Some of the practices that people take to improve indoor air quality don’t have the effect you might expect. Here are some examples:
• Air cleaners. Air cleaners can trap indoor air pollutants, but many don’t work that well, and some emit extra ozone that can aggravate asthma. If you plan to buy an air cleaner, check the reviews from a reliable source like Consumer Reports (www.consumerreports.org). And remember that air cleaners have limitations— for example, a good one can remove particles from nearby air, but it can’t purify the whole house. (In fact, because of the way that extremely light PM2.5 particles drift through the air, an air cleaner might not be able to keep even a single room particle-free.)
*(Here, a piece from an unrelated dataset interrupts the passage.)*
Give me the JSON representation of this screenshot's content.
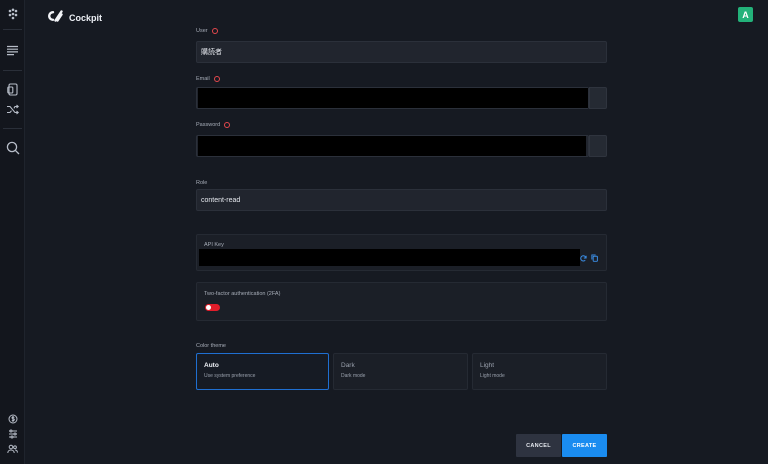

• Vacuuming and dusting. These activities are keenly important to prevent excessive dust from building up in your home. However, both practices disturb dust and send particles into the air, which means that air quality may actually decrease immediately after a thorough cleaning. To reduce this effect, dust with a damp rag or an electrostatic cloth. You can also use a vacuum that has a built-in HEPA filter, which traps fine particles that would ordinarily be blown back into your house as part of the vacuum’s exhaust. (However, most vacuums are so poorly sealed that plenty of dust can escape, no matter what type of filter they use.)
• Air fresheners. Air “freshening” is an odd idea, with roughly the same scientific underpinnings as palm reading. Many air fresheners simply use aromas to mask offensive smells, although some include a nose-numbing chemical that makes it more difficult for you to smell anything, good or bad. Along with these dubious ingredients, air fresheners release several chemicals that are linked to lung irritation and (in high concentrations) to lung damage.
Sourceo of Information : Oreilly - Your Body Missing Manual